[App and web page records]
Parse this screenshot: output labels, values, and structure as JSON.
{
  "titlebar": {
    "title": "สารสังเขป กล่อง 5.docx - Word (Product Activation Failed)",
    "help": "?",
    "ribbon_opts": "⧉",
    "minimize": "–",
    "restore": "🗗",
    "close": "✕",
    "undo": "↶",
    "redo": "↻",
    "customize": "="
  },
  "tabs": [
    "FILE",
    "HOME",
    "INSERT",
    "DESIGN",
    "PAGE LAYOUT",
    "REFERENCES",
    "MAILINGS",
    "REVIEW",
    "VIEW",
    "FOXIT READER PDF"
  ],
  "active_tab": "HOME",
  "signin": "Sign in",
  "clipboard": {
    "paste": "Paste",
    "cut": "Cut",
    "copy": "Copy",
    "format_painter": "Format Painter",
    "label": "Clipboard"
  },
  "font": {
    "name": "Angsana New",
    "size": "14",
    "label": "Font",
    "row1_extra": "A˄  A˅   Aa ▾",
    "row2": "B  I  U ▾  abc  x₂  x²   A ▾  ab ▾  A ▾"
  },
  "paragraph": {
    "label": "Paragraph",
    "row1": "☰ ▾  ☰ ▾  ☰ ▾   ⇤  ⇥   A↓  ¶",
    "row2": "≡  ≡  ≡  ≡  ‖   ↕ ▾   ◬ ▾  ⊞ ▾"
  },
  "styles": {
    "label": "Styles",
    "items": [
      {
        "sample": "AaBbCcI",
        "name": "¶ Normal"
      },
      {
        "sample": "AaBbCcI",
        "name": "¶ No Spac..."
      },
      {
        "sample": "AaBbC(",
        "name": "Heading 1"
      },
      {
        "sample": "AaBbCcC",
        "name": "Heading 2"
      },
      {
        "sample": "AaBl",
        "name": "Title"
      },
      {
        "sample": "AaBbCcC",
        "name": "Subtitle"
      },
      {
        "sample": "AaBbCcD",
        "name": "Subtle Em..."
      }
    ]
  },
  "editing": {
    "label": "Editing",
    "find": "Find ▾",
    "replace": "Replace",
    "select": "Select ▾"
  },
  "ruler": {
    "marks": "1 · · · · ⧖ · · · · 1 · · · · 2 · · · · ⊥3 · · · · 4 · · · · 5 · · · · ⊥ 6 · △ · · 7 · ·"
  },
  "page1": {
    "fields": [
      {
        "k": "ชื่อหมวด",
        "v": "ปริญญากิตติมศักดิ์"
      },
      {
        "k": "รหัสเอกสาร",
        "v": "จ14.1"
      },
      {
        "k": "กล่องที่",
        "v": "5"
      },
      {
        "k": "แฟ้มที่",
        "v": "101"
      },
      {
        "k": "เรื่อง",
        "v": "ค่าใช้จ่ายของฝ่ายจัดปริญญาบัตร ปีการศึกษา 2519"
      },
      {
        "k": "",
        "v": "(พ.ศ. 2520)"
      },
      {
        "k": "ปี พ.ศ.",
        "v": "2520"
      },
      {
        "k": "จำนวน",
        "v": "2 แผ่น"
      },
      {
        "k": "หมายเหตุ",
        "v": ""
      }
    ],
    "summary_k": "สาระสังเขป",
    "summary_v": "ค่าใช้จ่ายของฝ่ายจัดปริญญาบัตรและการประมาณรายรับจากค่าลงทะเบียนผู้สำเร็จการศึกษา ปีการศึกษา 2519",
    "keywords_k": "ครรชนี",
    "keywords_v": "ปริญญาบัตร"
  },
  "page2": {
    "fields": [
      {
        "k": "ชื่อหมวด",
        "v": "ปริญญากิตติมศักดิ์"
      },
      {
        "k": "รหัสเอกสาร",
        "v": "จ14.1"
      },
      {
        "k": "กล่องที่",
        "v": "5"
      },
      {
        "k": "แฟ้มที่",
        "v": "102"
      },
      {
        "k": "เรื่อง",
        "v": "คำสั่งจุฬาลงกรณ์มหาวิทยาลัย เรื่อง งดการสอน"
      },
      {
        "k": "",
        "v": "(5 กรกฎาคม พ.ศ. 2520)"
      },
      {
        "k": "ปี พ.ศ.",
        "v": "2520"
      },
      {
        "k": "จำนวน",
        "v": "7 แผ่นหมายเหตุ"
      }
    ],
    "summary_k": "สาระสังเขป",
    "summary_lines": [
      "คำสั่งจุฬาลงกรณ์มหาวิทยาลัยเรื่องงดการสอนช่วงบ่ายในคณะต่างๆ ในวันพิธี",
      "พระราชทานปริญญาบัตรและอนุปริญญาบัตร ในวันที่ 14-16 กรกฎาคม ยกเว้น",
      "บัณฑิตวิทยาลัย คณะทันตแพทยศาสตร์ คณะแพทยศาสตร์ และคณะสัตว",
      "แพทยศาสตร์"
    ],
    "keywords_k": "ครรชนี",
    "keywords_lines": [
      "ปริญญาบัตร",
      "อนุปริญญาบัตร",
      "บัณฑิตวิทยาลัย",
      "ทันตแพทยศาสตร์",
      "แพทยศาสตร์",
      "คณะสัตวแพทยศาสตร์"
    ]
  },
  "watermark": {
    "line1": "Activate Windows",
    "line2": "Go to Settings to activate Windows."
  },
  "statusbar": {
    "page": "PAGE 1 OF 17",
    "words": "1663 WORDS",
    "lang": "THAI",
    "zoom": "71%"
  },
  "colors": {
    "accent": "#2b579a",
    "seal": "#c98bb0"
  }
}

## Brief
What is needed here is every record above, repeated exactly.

## Answer area
Parse this screenshot: output labels, values, and structure as JSON.
{
  "titlebar": {
    "title": "สารสังเขป กล่อง 5.docx - Word (Product Activation Failed)",
    "help": "?",
    "ribbon_opts": "⧉",
    "minimize": "–",
    "restore": "🗗",
    "close": "✕",
    "undo": "↶",
    "redo": "↻",
    "customize": "="
  },
  "tabs": [
    "FILE",
    "HOME",
    "INSERT",
    "DESIGN",
    "PAGE LAYOUT",
    "REFERENCES",
    "MAILINGS",
    "REVIEW",
    "VIEW",
    "FOXIT READER PDF"
  ],
  "active_tab": "HOME",
  "signin": "Sign in",
  "clipboard": {
    "paste": "Paste",
    "cut": "Cut",
    "copy": "Copy",
    "format_painter": "Format Painter",
    "label": "Clipboard"
  },
  "font": {
    "name": "Angsana New",
    "size": "14",
    "label": "Font",
    "row1_extra": "A˄  A˅   Aa ▾",
    "row2": "B  I  U ▾  abc  x₂  x²   A ▾  ab ▾  A ▾"
  },
  "paragraph": {
    "label": "Paragraph",
    "row1": "☰ ▾  ☰ ▾  ☰ ▾   ⇤  ⇥   A↓  ¶",
    "row2": "≡  ≡  ≡  ≡  ‖   ↕ ▾   ◬ ▾  ⊞ ▾"
  },
  "styles": {
    "label": "Styles",
    "items": [
      {
        "sample": "AaBbCcI",
        "name": "¶ Normal"
      },
      {
        "sample": "AaBbCcI",
        "name": "¶ No Spac..."
      },
      {
        "sample": "AaBbC(",
        "name": "Heading 1"
      },
      {
        "sample": "AaBbCcC",
        "name": "Heading 2"
      },
      {
        "sample": "AaBl",
        "name": "Title"
      },
      {
        "sample": "AaBbCcC",
        "name": "Subtitle"
      },
      {
        "sample": "AaBbCcD",
        "name": "Subtle Em..."
      }
    ]
  },
  "editing": {
    "label": "Editing",
    "find": "Find ▾",
    "replace": "Replace",
    "select": "Select ▾"
  },
  "ruler": {
    "marks": "1 · · · · ⧖ · · · · 1 · · · · 2 · · · · ⊥3 · · · · 4 · · · · 5 · · · · ⊥ 6 · △ · · 7 · ·"
  },
  "page1": {
    "fields": [
      {
        "k": "ชื่อหมวด",
        "v": "ปริญญากิตติมศักดิ์"
      },
      {
        "k": "รหัสเอกสาร",
        "v": "จ14.1"
      },
      {
        "k": "กล่องที่",
        "v": "5"
      },
      {
        "k": "แฟ้มที่",
        "v": "101"
      },
      {
        "k": "เรื่อง",
        "v": "ค่าใช้จ่ายของฝ่ายจัดปริญญาบัตร ปีการศึกษา 2519"
      },
      {
        "k": "",
        "v": "(พ.ศ. 2520)"
      },
      {
        "k": "ปี พ.ศ.",
        "v": "2520"
      },
      {
        "k": "จำนวน",
        "v": "2 แผ่น"
      },
      {
        "k": "หมายเหตุ",
        "v": ""
      }
    ],
    "summary_k": "สาระสังเขป",
    "summary_v": "ค่าใช้จ่ายของฝ่ายจัดปริญญาบัตรและการประมาณรายรับจากค่าลงทะเบียนผู้สำเร็จการศึกษา ปีการศึกษา 2519",
    "keywords_k": "ครรชนี",
    "keywords_v": "ปริญญาบัตร"
  },
  "page2": {
    "fields": [
      {
        "k": "ชื่อหมวด",
        "v": "ปริญญากิตติมศักดิ์"
      },
      {
        "k": "รหัสเอกสาร",
        "v": "จ14.1"
      },
      {
        "k": "กล่องที่",
        "v": "5"
      },
      {
        "k": "แฟ้มที่",
        "v": "102"
      },
      {
        "k": "เรื่อง",
        "v": "คำสั่งจุฬาลงกรณ์มหาวิทยาลัย เรื่อง งดการสอน"
      },
      {
        "k": "",
        "v": "(5 กรกฎาคม พ.ศ. 2520)"
      },
      {
        "k": "ปี พ.ศ.",
        "v": "2520"
      },
      {
        "k": "จำนวน",
        "v": "7 แผ่นหมายเหตุ"
      }
    ],
    "summary_k": "สาระสังเขป",
    "summary_lines": [
      "คำสั่งจุฬาลงกรณ์มหาวิทยาลัยเรื่องงดการสอนช่วงบ่ายในคณะต่างๆ ในวันพิธี",
      "พระราชทานปริญญาบัตรและอนุปริญญาบัตร ในวันที่ 14-16 กรกฎาคม ยกเว้น",
      "บัณฑิตวิทยาลัย คณะทันตแพทยศาสตร์ คณะแพทยศาสตร์ และคณะสัตว",
      "แพทยศาสตร์"
    ],
    "keywords_k": "ครรชนี",
    "keywords_lines": [
      "ปริญญาบัตร",
      "อนุปริญญาบัตร",
      "บัณฑิตวิทยาลัย",
      "ทันตแพทยศาสตร์",
      "แพทยศาสตร์",
      "คณะสัตวแพทยศาสตร์"
    ]
  },
  "watermark": {
    "line1": "Activate Windows",
    "line2": "Go to Settings to activate Windows."
  },
  "statusbar": {
    "page": "PAGE 1 OF 17",
    "words": "1663 WORDS",
    "lang": "THAI",
    "zoom": "71%"
  },
  "colors": {
    "accent": "#2b579a",
    "seal": "#c98bb0"
  }
}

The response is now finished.